-- Available data follows --

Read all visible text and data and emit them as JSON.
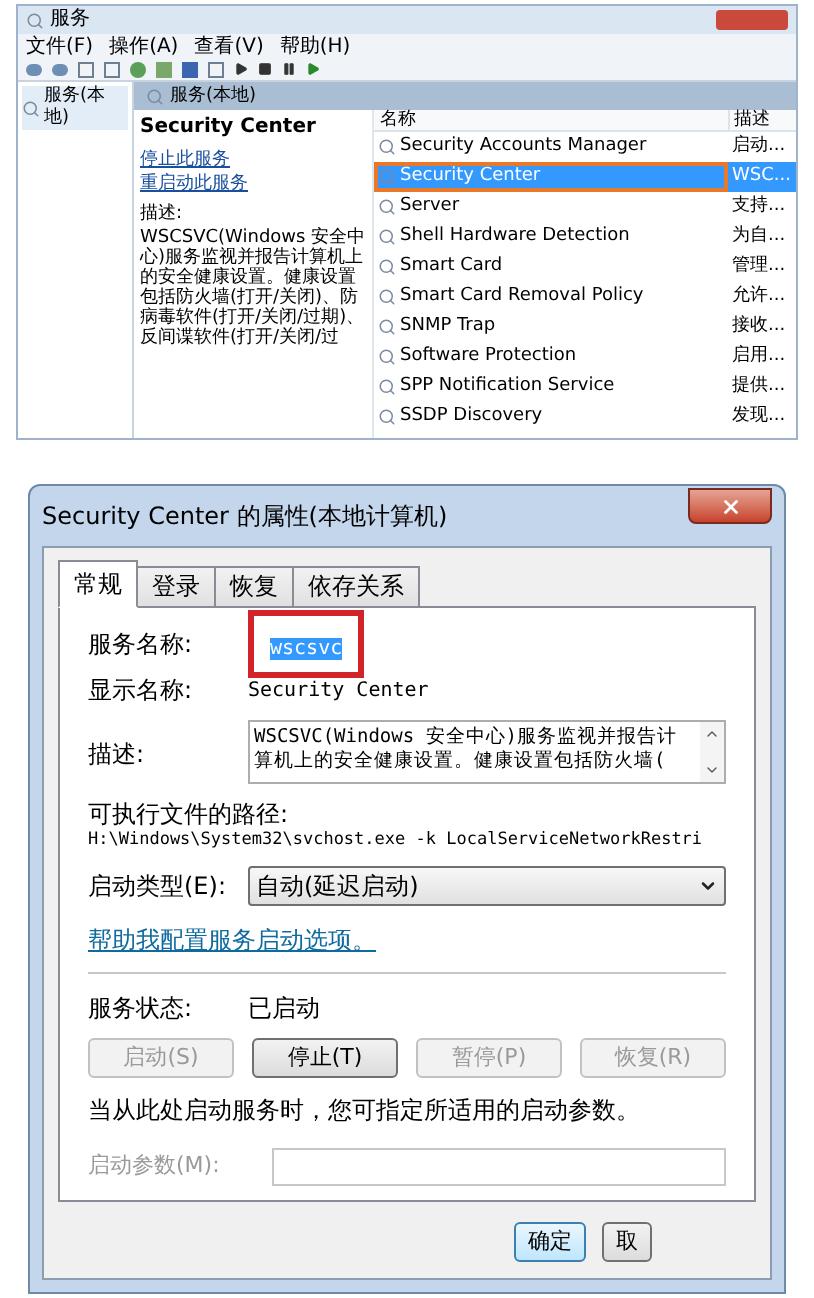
{
  "services_window": {
    "title": "服务",
    "menu": [
      "文件(F)",
      "操作(A)",
      "查看(V)",
      "帮助(H)"
    ],
    "tree": {
      "items": [
        {
          "label": "服务(本地)",
          "selected": true
        }
      ]
    },
    "header": "服务(本地)",
    "detail": {
      "name": "Security Center",
      "links": [
        "停止此服务",
        "重启动此服务"
      ],
      "description_label": "描述:",
      "description": "WSCSVC(Windows 安全中心)服务监视并报告计算机上的安全健康设置。健康设置包括防火墙(打开/关闭)、防病毒软件(打开/关闭/过期)、反间谍软件(打开/关闭/过"
    },
    "table": {
      "columns": [
        "名称",
        "描述"
      ],
      "rows": [
        {
          "name": "Security Accounts Manager",
          "description": "启动...",
          "selected": false
        },
        {
          "name": "Security Center",
          "description": "WSC...",
          "selected": true
        },
        {
          "name": "Server",
          "description": "支持...",
          "selected": false
        },
        {
          "name": "Shell Hardware Detection",
          "description": "为自...",
          "selected": false
        },
        {
          "name": "Smart Card",
          "description": "管理...",
          "selected": false
        },
        {
          "name": "Smart Card Removal Policy",
          "description": "允许...",
          "selected": false
        },
        {
          "name": "SNMP Trap",
          "description": "接收...",
          "selected": false
        },
        {
          "name": "Software Protection",
          "description": "启用...",
          "selected": false
        },
        {
          "name": "SPP Notification Service",
          "description": "提供...",
          "selected": false
        },
        {
          "name": "SSDP Discovery",
          "description": "发现...",
          "selected": false
        }
      ]
    }
  },
  "dialog": {
    "title": "Security Center 的属性(本地计算机)",
    "tabs": [
      {
        "label": "常规",
        "selected": true
      },
      {
        "label": "登录",
        "selected": false
      },
      {
        "label": "恢复",
        "selected": false
      },
      {
        "label": "依存关系",
        "selected": false
      }
    ],
    "service_name": {
      "label": "服务名称:",
      "value": "wscsvc"
    },
    "display_name": {
      "label": "显示名称:",
      "value": "Security Center"
    },
    "description": {
      "label": "描述:",
      "value": "WSCSVC(Windows 安全中心)服务监视并报告计算机上的安全健康设置。健康设置包括防火墙("
    },
    "path": {
      "label": "可执行文件的路径:",
      "value": "H:\\Windows\\System32\\svchost.exe -k LocalServiceNetworkRestri"
    },
    "startup_type": {
      "label": "启动类型(E):",
      "value": "自动(延迟启动)"
    },
    "help_link": "帮助我配置服务启动选项。",
    "status": {
      "label": "服务状态:",
      "value": "已启动"
    },
    "service_buttons": [
      {
        "label": "启动(S)",
        "disabled": true
      },
      {
        "label": "停止(T)",
        "disabled": false
      },
      {
        "label": "暂停(P)",
        "disabled": true
      },
      {
        "label": "恢复(R)",
        "disabled": true
      }
    ],
    "note": "当从此处启动服务时，您可指定所适用的启动参数。",
    "parameters": {
      "label": "启动参数(M):",
      "disabled": true
    },
    "footer_buttons": [
      {
        "label": "确定",
        "default": true
      },
      {
        "label": "取",
        "default": false
      }
    ]
  }
}
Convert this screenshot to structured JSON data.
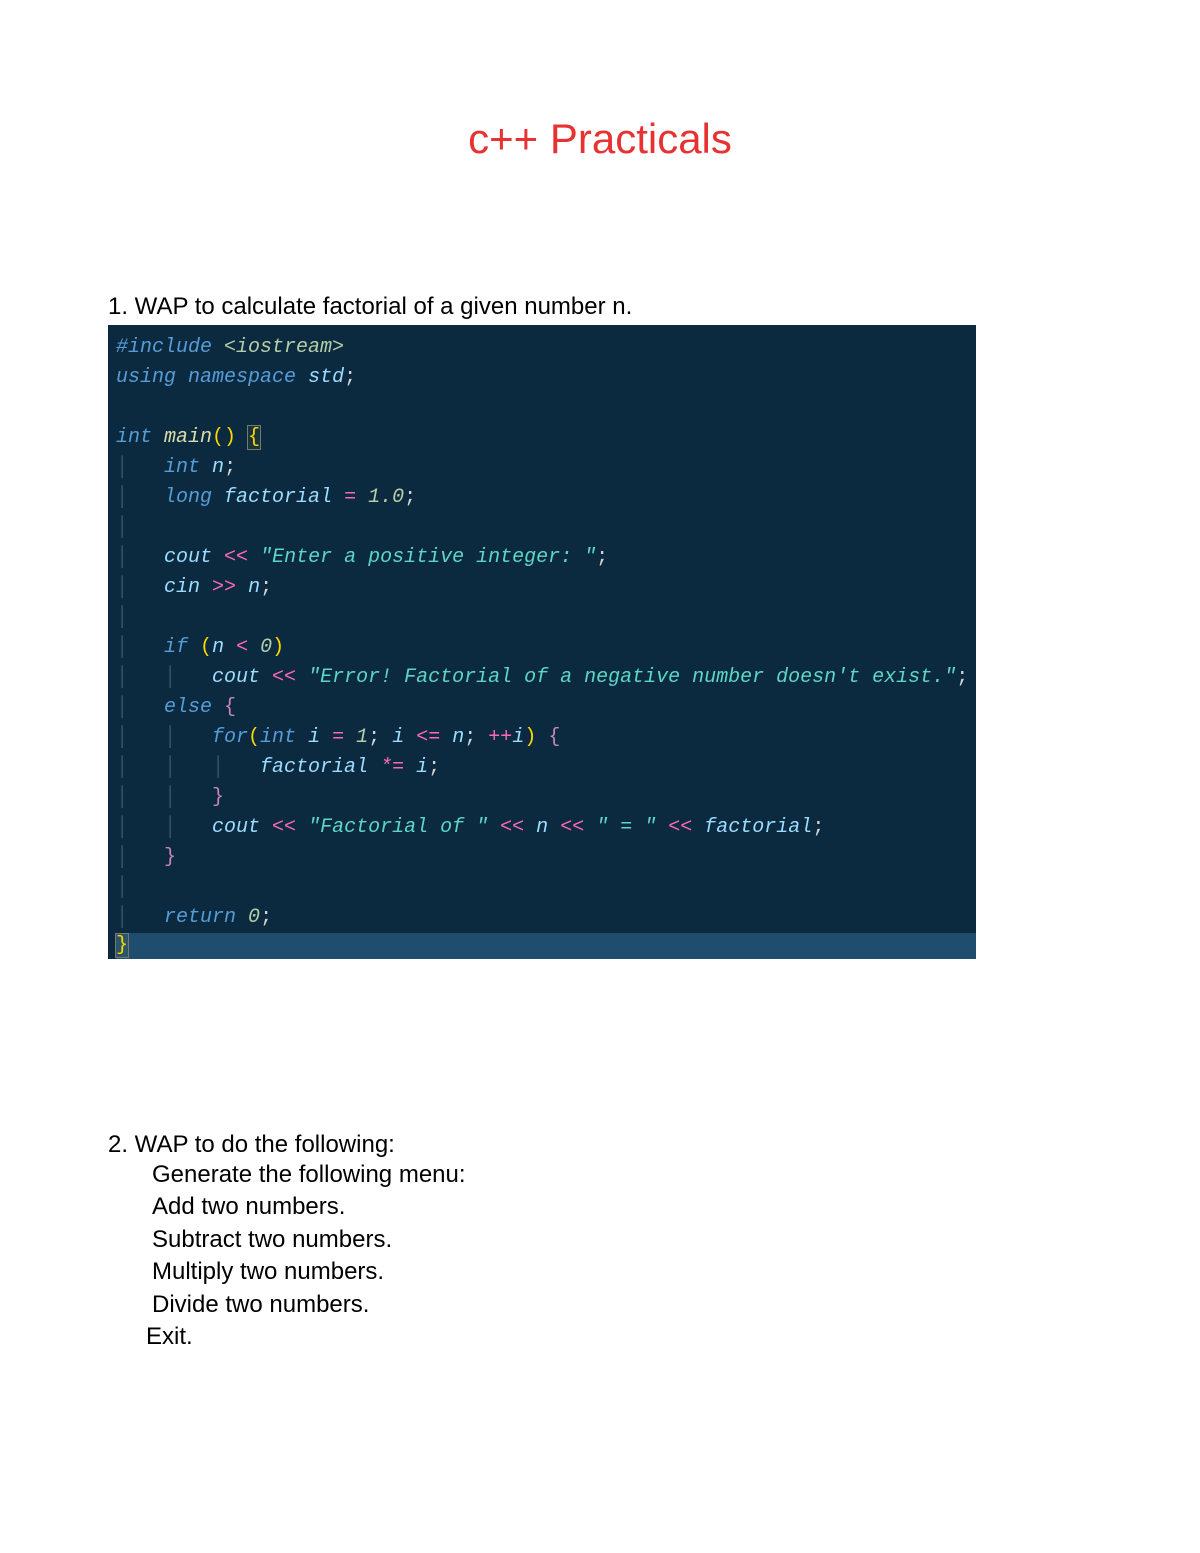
{
  "title": "c++ Practicals",
  "question1": "1. WAP to calculate factorial of a given number n.",
  "code": {
    "l1_include": "#include",
    "l1_header": "<iostream>",
    "l2_using": "using",
    "l2_namespace": "namespace",
    "l2_std": "std",
    "l4_int": "int",
    "l4_main": "main",
    "l5_int": "int",
    "l5_n": "n",
    "l6_long": "long",
    "l6_factorial": "factorial",
    "l6_val": "1.0",
    "l8_cout": "cout",
    "l8_str": "\"Enter a positive integer: \"",
    "l9_cin": "cin",
    "l9_n": "n",
    "l11_if": "if",
    "l11_n": "n",
    "l11_zero": "0",
    "l12_cout": "cout",
    "l12_str": "\"Error! Factorial of a negative number doesn't exist.\"",
    "l13_else": "else",
    "l14_for": "for",
    "l14_int": "int",
    "l14_i": "i",
    "l14_one": "1",
    "l14_n": "n",
    "l14_ii": "i",
    "l15_factorial": "factorial",
    "l15_i": "i",
    "l17_cout": "cout",
    "l17_str1": "\"Factorial of \"",
    "l17_n": "n",
    "l17_str2": "\" = \"",
    "l17_factorial": "factorial",
    "l20_return": "return",
    "l20_zero": "0"
  },
  "question2": {
    "line1": "2. WAP to do the following:",
    "line2": "Generate the following menu:",
    "line3": "Add two numbers.",
    "line4": "Subtract two numbers.",
    "line5": "Multiply two numbers.",
    "line6": "Divide two numbers.",
    "line7": "Exit."
  }
}
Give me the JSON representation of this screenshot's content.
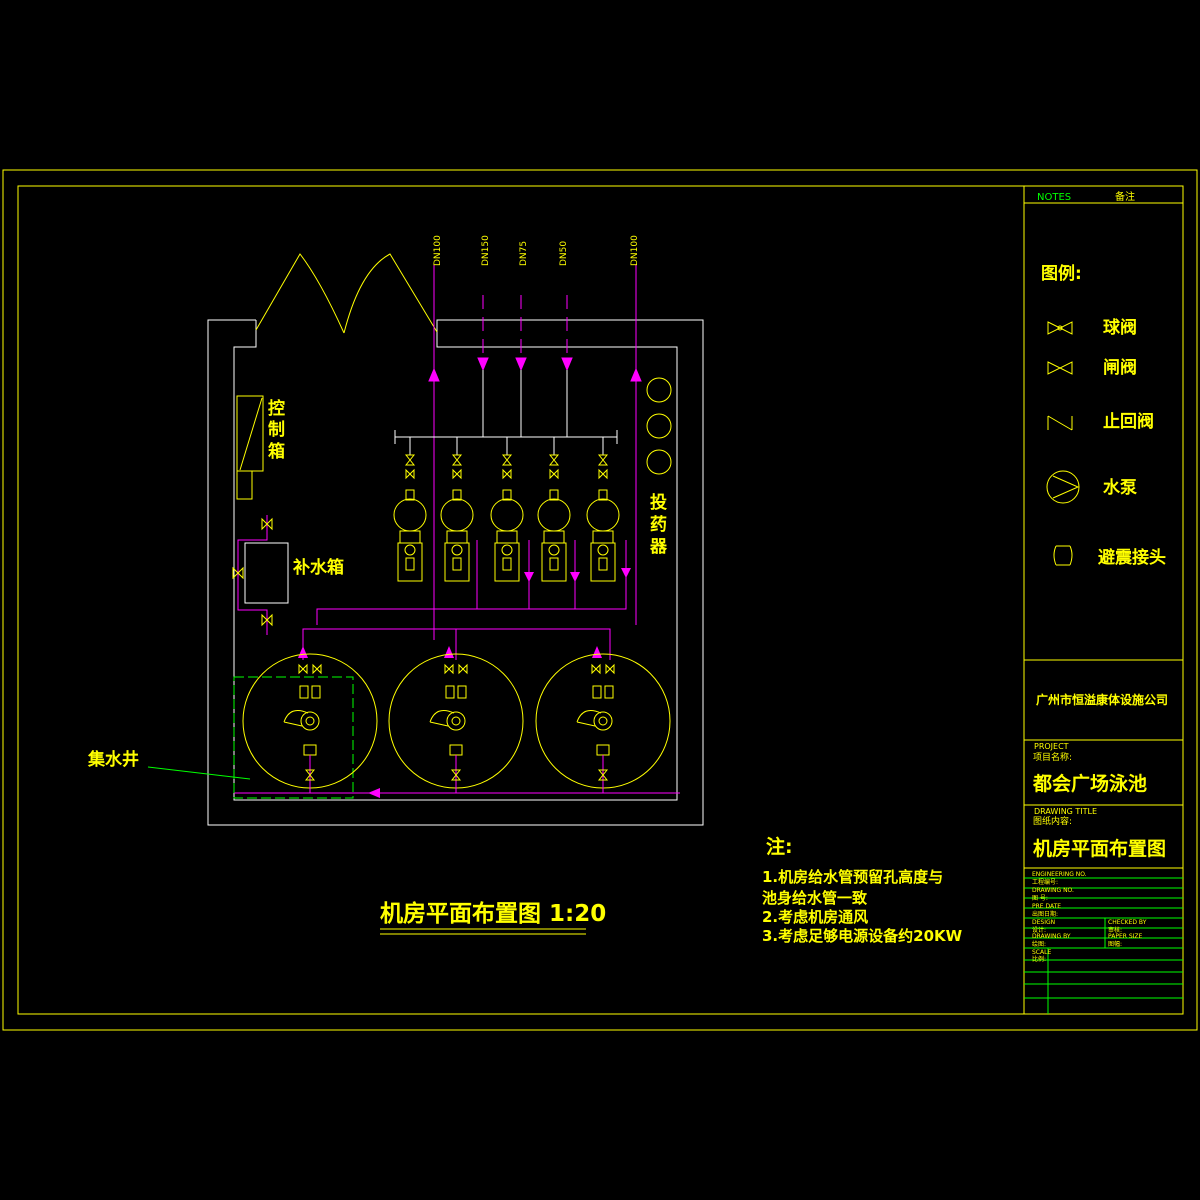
{
  "drawing": {
    "title": "机房平面布置图 1:20",
    "labels": {
      "control_box": "控制箱",
      "makeup_tank": "补水箱",
      "dosing": "投药器",
      "sump": "集水井"
    },
    "pipes": [
      "DN100",
      "DN150",
      "DN75",
      "DN50",
      "DN100"
    ]
  },
  "notes": {
    "heading": "注:",
    "items": [
      "1.机房给水管预留孔高度与",
      "池身给水管一致",
      "2.考虑机房通风",
      "3.考虑足够电源设备约20KW"
    ]
  },
  "legend": {
    "header_en": "NOTES",
    "header_cn": "备注",
    "title": "图例:",
    "items": [
      {
        "icon": "ball-valve-icon",
        "label": "球阀"
      },
      {
        "icon": "gate-valve-icon",
        "label": "闸阀"
      },
      {
        "icon": "check-valve-icon",
        "label": "止回阀"
      },
      {
        "icon": "pump-icon",
        "label": "水泵"
      },
      {
        "icon": "flex-joint-icon",
        "label": "避震接头"
      }
    ]
  },
  "title_block": {
    "company": "广州市恒溢康体设施公司",
    "project_label_en": "PROJECT",
    "project_label_cn": "项目名称:",
    "project_name": "都会广场泳池",
    "drawing_label_en": "DRAWING TITLE",
    "drawing_label_cn": "图纸内容:",
    "drawing_name": "机房平面布置图",
    "fields": {
      "eng_no_en": "ENGINEERING NO.",
      "eng_no_cn": "工程编号:",
      "dwg_no_en": "DRAWING NO.",
      "dwg_no_cn": "图  号:",
      "date_en": "PRE DATE",
      "date_cn": "出图日期:",
      "design_en": "DESIGN",
      "design_cn": "设计:",
      "checked_en": "CHECKED BY",
      "checked_cn": "审核:",
      "drawn_en": "DRAWING BY",
      "drawn_cn": "绘图:",
      "paper_en": "PAPER SIZE",
      "paper_cn": "图幅:",
      "scale_en": "SCALE",
      "scale_cn": "比例:"
    }
  },
  "colors": {
    "background": "#000000",
    "frame": "#ffff00",
    "text": "#ffff00",
    "pipe": "#ff00ff",
    "sump": "#00ff00",
    "table": "#00ff00"
  }
}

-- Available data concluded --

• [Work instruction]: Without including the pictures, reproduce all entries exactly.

• [Answer space]:
Read all visible text and data and emit them as JSON.
{
  "services_window": {
    "title": "服务",
    "menu": [
      "文件(F)",
      "操作(A)",
      "查看(V)",
      "帮助(H)"
    ],
    "tree": {
      "items": [
        {
          "label": "服务(本地)",
          "selected": true
        }
      ]
    },
    "header": "服务(本地)",
    "detail": {
      "name": "Security Center",
      "links": [
        "停止此服务",
        "重启动此服务"
      ],
      "description_label": "描述:",
      "description": "WSCSVC(Windows 安全中心)服务监视并报告计算机上的安全健康设置。健康设置包括防火墙(打开/关闭)、防病毒软件(打开/关闭/过期)、反间谍软件(打开/关闭/过"
    },
    "table": {
      "columns": [
        "名称",
        "描述"
      ],
      "rows": [
        {
          "name": "Security Accounts Manager",
          "description": "启动...",
          "selected": false
        },
        {
          "name": "Security Center",
          "description": "WSC...",
          "selected": true
        },
        {
          "name": "Server",
          "description": "支持...",
          "selected": false
        },
        {
          "name": "Shell Hardware Detection",
          "description": "为自...",
          "selected": false
        },
        {
          "name": "Smart Card",
          "description": "管理...",
          "selected": false
        },
        {
          "name": "Smart Card Removal Policy",
          "description": "允许...",
          "selected": false
        },
        {
          "name": "SNMP Trap",
          "description": "接收...",
          "selected": false
        },
        {
          "name": "Software Protection",
          "description": "启用...",
          "selected": false
        },
        {
          "name": "SPP Notification Service",
          "description": "提供...",
          "selected": false
        },
        {
          "name": "SSDP Discovery",
          "description": "发现...",
          "selected": false
        }
      ]
    }
  },
  "dialog": {
    "title": "Security Center 的属性(本地计算机)",
    "tabs": [
      {
        "label": "常规",
        "selected": true
      },
      {
        "label": "登录",
        "selected": false
      },
      {
        "label": "恢复",
        "selected": false
      },
      {
        "label": "依存关系",
        "selected": false
      }
    ],
    "service_name": {
      "label": "服务名称:",
      "value": "wscsvc"
    },
    "display_name": {
      "label": "显示名称:",
      "value": "Security Center"
    },
    "description": {
      "label": "描述:",
      "value": "WSCSVC(Windows 安全中心)服务监视并报告计算机上的安全健康设置。健康设置包括防火墙("
    },
    "path": {
      "label": "可执行文件的路径:",
      "value": "H:\\Windows\\System32\\svchost.exe -k LocalServiceNetworkRestri"
    },
    "startup_type": {
      "label": "启动类型(E):",
      "value": "自动(延迟启动)"
    },
    "help_link": "帮助我配置服务启动选项。",
    "status": {
      "label": "服务状态:",
      "value": "已启动"
    },
    "service_buttons": [
      {
        "label": "启动(S)",
        "disabled": true
      },
      {
        "label": "停止(T)",
        "disabled": false
      },
      {
        "label": "暂停(P)",
        "disabled": true
      },
      {
        "label": "恢复(R)",
        "disabled": true
      }
    ],
    "note": "当从此处启动服务时，您可指定所适用的启动参数。",
    "parameters": {
      "label": "启动参数(M):",
      "disabled": true
    },
    "footer_buttons": [
      {
        "label": "确定",
        "default": true
      },
      {
        "label": "取",
        "default": false
      }
    ]
  }
}
Convert this screenshot to structured JSON data.
{
  "title": "c++ Practicals",
  "question1": "1. WAP to calculate factorial of a given number n.",
  "code": {
    "l1_include": "#include",
    "l1_header": "<iostream>",
    "l2_using": "using",
    "l2_namespace": "namespace",
    "l2_std": "std",
    "l4_int": "int",
    "l4_main": "main",
    "l5_int": "int",
    "l5_n": "n",
    "l6_long": "long",
    "l6_factorial": "factorial",
    "l6_val": "1.0",
    "l8_cout": "cout",
    "l8_str": "\"Enter a positive integer: \"",
    "l9_cin": "cin",
    "l9_n": "n",
    "l11_if": "if",
    "l11_n": "n",
    "l11_zero": "0",
    "l12_cout": "cout",
    "l12_str": "\"Error! Factorial of a negative number doesn't exist.\"",
    "l13_else": "else",
    "l14_for": "for",
    "l14_int": "int",
    "l14_i": "i",
    "l14_one": "1",
    "l14_n": "n",
    "l14_ii": "i",
    "l15_factorial": "factorial",
    "l15_i": "i",
    "l17_cout": "cout",
    "l17_str1": "\"Factorial of \"",
    "l17_n": "n",
    "l17_str2": "\" = \"",
    "l17_factorial": "factorial",
    "l20_return": "return",
    "l20_zero": "0"
  },
  "question2": {
    "line1": "2. WAP to do the following:",
    "line2": "Generate the following menu:",
    "line3": "Add two numbers.",
    "line4": "Subtract two numbers.",
    "line5": "Multiply two numbers.",
    "line6": "Divide two numbers.",
    "line7": "Exit."
  }
}
Give me the JSON representation of this screenshot's content.
{
  "drawing": {
    "title": "机房平面布置图 1:20",
    "labels": {
      "control_box": "控制箱",
      "makeup_tank": "补水箱",
      "dosing": "投药器",
      "sump": "集水井"
    },
    "pipes": [
      "DN100",
      "DN150",
      "DN75",
      "DN50",
      "DN100"
    ]
  },
  "notes": {
    "heading": "注:",
    "items": [
      "1.机房给水管预留孔高度与",
      "池身给水管一致",
      "2.考虑机房通风",
      "3.考虑足够电源设备约20KW"
    ]
  },
  "legend": {
    "header_en": "NOTES",
    "header_cn": "备注",
    "title": "图例:",
    "items": [
      {
        "icon": "ball-valve-icon",
        "label": "球阀"
      },
      {
        "icon": "gate-valve-icon",
        "label": "闸阀"
      },
      {
        "icon": "check-valve-icon",
        "label": "止回阀"
      },
      {
        "icon": "pump-icon",
        "label": "水泵"
      },
      {
        "icon": "flex-joint-icon",
        "label": "避震接头"
      }
    ]
  },
  "title_block": {
    "company": "广州市恒溢康体设施公司",
    "project_label_en": "PROJECT",
    "project_label_cn": "项目名称:",
    "project_name": "都会广场泳池",
    "drawing_label_en": "DRAWING TITLE",
    "drawing_label_cn": "图纸内容:",
    "drawing_name": "机房平面布置图",
    "fields": {
      "eng_no_en": "ENGINEERING NO.",
      "eng_no_cn": "工程编号:",
      "dwg_no_en": "DRAWING NO.",
      "dwg_no_cn": "图  号:",
      "date_en": "PRE DATE",
      "date_cn": "出图日期:",
      "design_en": "DESIGN",
      "design_cn": "设计:",
      "checked_en": "CHECKED BY",
      "checked_cn": "审核:",
      "drawn_en": "DRAWING BY",
      "drawn_cn": "绘图:",
      "paper_en": "PAPER SIZE",
      "paper_cn": "图幅:",
      "scale_en": "SCALE",
      "scale_cn": "比例:"
    }
  },
  "colors": {
    "background": "#000000",
    "frame": "#ffff00",
    "text": "#ffff00",
    "pipe": "#ff00ff",
    "sump": "#00ff00",
    "table": "#00ff00"
  }
}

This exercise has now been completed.